DONALD W. MULLOY, District Judge.
On September 11, 2013, after a hearing, United States Magistrate Judge Carolyn S. Ostby entered Findings and Recommendation on Defendant Donald Richard Nissen's motion to plead guilty to a superseding information charging the crime of conspiracy to possess with intent to distribute methamphetamine. Docs. 17, 25, & 28. Although the parties were notified of their right to file objections to the Findings and Recommendations within 14 days, neither party filed objections. Failure to object waives the right to review. Fed.R.Crim.P. 59. But consistent with this Court's "full authority" to review the Findings and Recommendations under any standard it deems appropriate, Thomas v. Arn, 474 U.S. 140, 154 (1985), this Court reviews for clear error. Clear error exists if the Court is left with a "definite and firm conviction that a mistake has been committed." United States v. Syrax, 235 F.3d 422, 427 (9th Cir. 2000).
Judge Ostby recommends this Court accept the guilty plea because Nissen entered the plea after a thorough plea colloquy conducted pursuant to Rule 11 Fed.R.Civ.P. I find no clear error in Judge Ostby's Findings and Recommendation (doc. 28), and I adopt them in full.
Accordingly, IT IS ORDERED that Donald Richard Nissen's Motion to Change Plea (doc. 17) is GRANTED. Nissen is adjudged guilty of the crime of conspiracy to possess with intent to distribute methamphetamine as charged in the Superseding Information (doc. 20) filed in this case.
IT IS FURTHER ORDERED:
1. Sentencing is set for Wednesday December 18, 2013, at 11:00 A.M. in the James F. Battin Courthouse, Billings, Montana.
2. The United States Probation Office shall conduct a presentence investigation in accordance with Fed. R. Crim. P. 32(b) and 18 U.S.C. § 3552(a).
3. Following completion of the presentence report, the probation officer shall disclose the report (excepting any recommendations of the probation officer) to the defendant, counsel for the defendant, and counsel for the government no later than November 1, 2013. The probation officer shall not disclose, directly or indirectly to anyone under any circumstances, the substance or contents of any recommendation made or to be made to the Court.
4. In cases where restitution is mandatory, the probation officer shall consider a payment plan with the Defendant and make recommendations to the Court concerning interest and a payment schedule.
5. In accordance with U.S.S.G. § 6A1.2, after receipt of the presentence report and no later than November 15, 2013, counsel for each party shall present to the probation officer, in writing, any objections to be relied upon at sentencing and, if there is a dispute over any material in the presentence report, counsel shall meet with the probation officer and attempt to resolve disputes informally by diligent good faith effort.

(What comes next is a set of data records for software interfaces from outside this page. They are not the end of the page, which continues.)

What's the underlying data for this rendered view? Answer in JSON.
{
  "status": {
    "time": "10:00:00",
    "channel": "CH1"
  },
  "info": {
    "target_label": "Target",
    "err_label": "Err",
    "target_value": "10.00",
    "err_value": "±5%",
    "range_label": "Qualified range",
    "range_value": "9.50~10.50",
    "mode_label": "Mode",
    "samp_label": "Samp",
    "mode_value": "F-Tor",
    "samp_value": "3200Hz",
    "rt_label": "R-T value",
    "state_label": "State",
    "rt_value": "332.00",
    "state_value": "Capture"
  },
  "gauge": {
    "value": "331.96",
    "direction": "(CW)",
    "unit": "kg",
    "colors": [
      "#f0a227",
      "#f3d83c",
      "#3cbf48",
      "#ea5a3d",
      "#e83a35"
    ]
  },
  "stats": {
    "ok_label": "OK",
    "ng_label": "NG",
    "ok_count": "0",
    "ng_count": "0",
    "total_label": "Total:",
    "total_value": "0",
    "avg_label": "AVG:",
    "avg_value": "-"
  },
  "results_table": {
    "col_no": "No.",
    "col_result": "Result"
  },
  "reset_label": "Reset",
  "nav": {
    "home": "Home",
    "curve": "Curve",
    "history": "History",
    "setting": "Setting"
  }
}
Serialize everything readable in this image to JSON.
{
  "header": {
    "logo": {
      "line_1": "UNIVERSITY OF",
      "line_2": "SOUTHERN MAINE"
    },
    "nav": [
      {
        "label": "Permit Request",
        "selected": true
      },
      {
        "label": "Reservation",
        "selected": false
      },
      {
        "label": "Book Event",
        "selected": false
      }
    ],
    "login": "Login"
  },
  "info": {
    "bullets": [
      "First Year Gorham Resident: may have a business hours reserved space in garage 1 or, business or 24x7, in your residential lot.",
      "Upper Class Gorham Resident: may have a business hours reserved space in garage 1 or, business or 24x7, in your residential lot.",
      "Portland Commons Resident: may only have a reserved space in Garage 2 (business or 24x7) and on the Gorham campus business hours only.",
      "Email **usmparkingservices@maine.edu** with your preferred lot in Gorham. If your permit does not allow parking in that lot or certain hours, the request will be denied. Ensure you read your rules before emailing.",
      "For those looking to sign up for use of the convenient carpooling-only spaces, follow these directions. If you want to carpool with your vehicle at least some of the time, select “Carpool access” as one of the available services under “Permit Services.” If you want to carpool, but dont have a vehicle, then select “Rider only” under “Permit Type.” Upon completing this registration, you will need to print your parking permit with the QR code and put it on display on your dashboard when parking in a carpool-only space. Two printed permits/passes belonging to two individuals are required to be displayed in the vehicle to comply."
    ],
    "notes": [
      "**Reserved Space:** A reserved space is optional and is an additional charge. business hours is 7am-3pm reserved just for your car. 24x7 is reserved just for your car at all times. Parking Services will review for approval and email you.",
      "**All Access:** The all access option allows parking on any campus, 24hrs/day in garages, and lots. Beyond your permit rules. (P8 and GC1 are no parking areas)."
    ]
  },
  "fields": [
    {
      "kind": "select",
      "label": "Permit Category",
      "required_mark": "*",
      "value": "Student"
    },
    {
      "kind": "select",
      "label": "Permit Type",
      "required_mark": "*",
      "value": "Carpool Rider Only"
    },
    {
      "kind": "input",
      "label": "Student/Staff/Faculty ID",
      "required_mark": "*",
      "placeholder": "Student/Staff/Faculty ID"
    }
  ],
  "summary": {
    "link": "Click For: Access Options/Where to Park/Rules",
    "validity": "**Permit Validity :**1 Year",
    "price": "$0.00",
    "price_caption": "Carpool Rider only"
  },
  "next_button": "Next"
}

6. The presentence report, in final form, shall be delivered to the Court and the parties no later than December 4, 2013.
7. If the objections made pursuant to ¶ 5 are not resolved and counsel wishes the Court to address them, the objecting party shall submit all unresolved objections and a sentencing memorandum to the Court no later than December 9, 2013. The Court will resolve disputes in accordance with § 6A1.3 of the guidelines at the sentencing hearing.
8. The parties are advised that in the absence of good cause, the Court will not allow witness testimony at sentencing except as authorized by Fed. R. Crim. P. 32(i). The Court will not approve payment of witness fees and costs under Fed. R. Crim. P. 17(b) unless the witness testimony is authorized by Rule 32(i). If either party intends to have witnesses testify at sentencing, the party must notify the Court and the opposing party, by filing a separate notification document, no later than December 9, 2013, of the identity of the witness and the scope and purpose of the intended testimony. The requirement that the opposing party be notified of any intended testimony applies regardless of the language of Rule 17(b) contemplating ex parte application for witness subpoenas.
9. Without leave of Court, the defendant may file no more than ten (10) letters of support. Defendants wishing to file more than ten (10) letters must first seek leave of ...